As Linda Fabiani said, in recent years we have debated Marie Curie’s great daffodil appeal annually. My memory is not as good as it used to be, but I recall that I have had the opportunity to take part in at least some of those debates. Indeed, I am fond of reminding colleagues that I think that I was the first MSP to host a Marie Curie blooming great tea party, with very kind donations of home baking. I will get that boast out of the way, because I am a modest sort of guy.
I thank Edward Mountain for sharing his story from his background—others may do the same. It was very moving.
I will recognise the origins of this fantastic charity in a slightly different way from others. A hospital in Hampstead named after Marie Curie was completed in 1930 and opened by the then Prime Minister, Stanley Baldwin. The hospital specialised in radiological treatment for women who suffered from a range of diseases, including cancer. The committee involved decided to retain the name Marie Curie in the charitable medical field. By 1950, the appeal that was launched had raised £30,000 and the Marie Curie Memorial Foundation was born. Today it is known simply as Marie Curie.
We recently celebrated international women’s day, which is a tribute to the power and contribution of women across the globe.

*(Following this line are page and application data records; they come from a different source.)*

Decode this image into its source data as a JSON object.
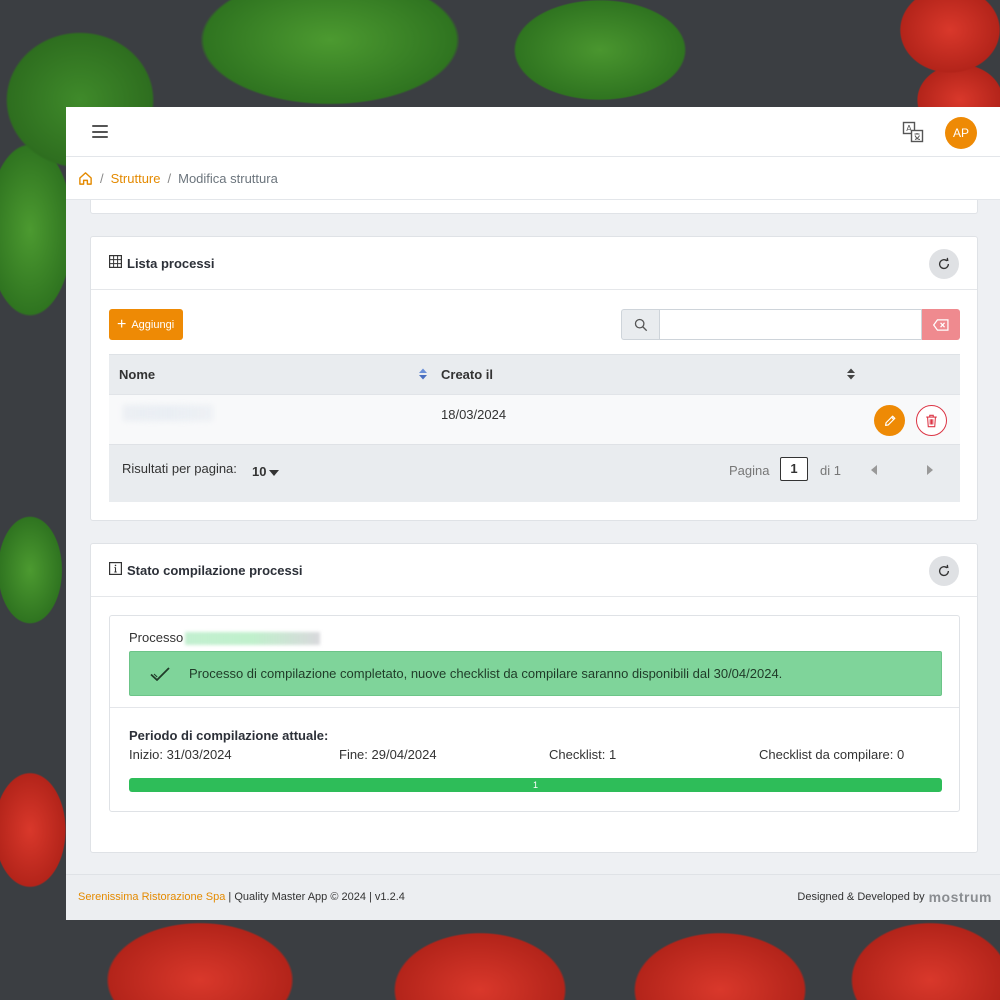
{
  "header": {
    "menu_icon": "hamburger-menu-icon",
    "translate_icon": "translate-icon",
    "avatar_initials": "AP",
    "accent_color": "#ee8a05"
  },
  "breadcrumb": {
    "home_icon": "home-icon",
    "separator": "/",
    "items": [
      "Strutture",
      "Modifica struttura"
    ]
  },
  "processes_card": {
    "icon": "table-grid-icon",
    "title": "Lista processi",
    "refresh_icon": "refresh-icon",
    "add_label": "Aggiungi",
    "search": {
      "icon": "search-icon",
      "value": "",
      "placeholder": "",
      "clear_icon": "backspace-icon"
    },
    "table": {
      "columns": [
        "Nome",
        "Creato il"
      ],
      "rows": [
        {
          "nome": "",
          "creato_il": "18/03/2024",
          "actions": [
            "edit-icon",
            "trash-icon"
          ]
        }
      ]
    },
    "pagination": {
      "per_page_label": "Risultati per pagina:",
      "per_page_value": "10",
      "page_label": "Pagina",
      "current_page": "1",
      "of_label": "di 1"
    }
  },
  "status_card": {
    "icon": "info-square-icon",
    "title": "Stato compilazione processi",
    "refresh_icon": "refresh-icon",
    "processo_label": "Processo",
    "alert": {
      "icon": "check-icon",
      "text": "Processo di compilazione completato, nuove checklist da compilare saranno disponibili dal 30/04/2024.",
      "color": "#7fd49a"
    },
    "period": {
      "title": "Periodo di compilazione attuale:",
      "inizio": "Inizio: 31/03/2024",
      "fine": "Fine: 29/04/2024",
      "checklist": "Checklist: 1",
      "da_compilare": "Checklist da compilare: 0"
    },
    "progress": {
      "value": 1,
      "max": 1,
      "label": "1",
      "color": "#2ebd59"
    }
  },
  "footer": {
    "company": "Serenissima Ristorazione Spa",
    "app_info": " | Quality Master App © 2024 | v1.2.4",
    "designed_by": "Designed & Developed by",
    "brand": "mostrum"
  }
}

One of those important women was certainly Marie Sklodowska Curie. Born in Poland, she became a French citizen by marriage. She was a Nobel prize-winning physicist—the first woman to win the award.
Marie Curie developed the theory of radioactivity, discovered polonium and radium—as Rona Mackay rightly pointed out—and developed them for use in mobile radiography units for troops during the first world war. However, her passion killed her. In 1934, at the age of 66, she died in France from an auto-immune disease that was caused by overexposure to radiation during her research. She was a truly remarkable woman, and it is fitting that the charity that we are celebrating today carries her name as it conducts its vital work for people.
We are all aware of the work that the Marie Curie charity carries out in our constituencies and regions. All of us will know someone who goes through an end-of-life experience. That experience does not just affect one person but is a very difficult situation for the entire family. Marie Curie staff provide help and advice to people who are going through those experiences. The nurses provide free one-to-one nursing for patients with terminal illnesses, which can be overnight or even at very short notice—it is a very flexible service, reflecting the often unpredictable nature of terminal illness.
For many people, just knowing that the support is there is a great comfort. The families of terminally ill loved ones, who are juggling their own lives while sorting out the lives of their loved ones, also find the support a great help at that crucial time. I suspect that the Marie Curie services of its nurses will be required in this country and other places over the next few weeks, and probably in a way in which they have never been required for some time, as a result of the coronavirus. I will be thinking about the nurses, as they help us through the difficult days to come.
I will say a little about local fundraising. In my constituency, Marie Curie is blessed with a strong base of volunteers who raise funds from members of the public. The Stirling fundraising group has raised £42,000 since 2013—they are the fantastic volunteers who Linda Fabiani was quite right to concentrate on in her speech—through the efforts of the Marie Curie shop on the high street and fundraising activities in local supermarkets. They will be at Stirling farmers market in April.
Everyone deserves dignity and respect in their final days and hours. We should all consider what we can do to help through the great daffodil appeal. I thank everyone who is involved in the Marie Curie organisation for their amazing work.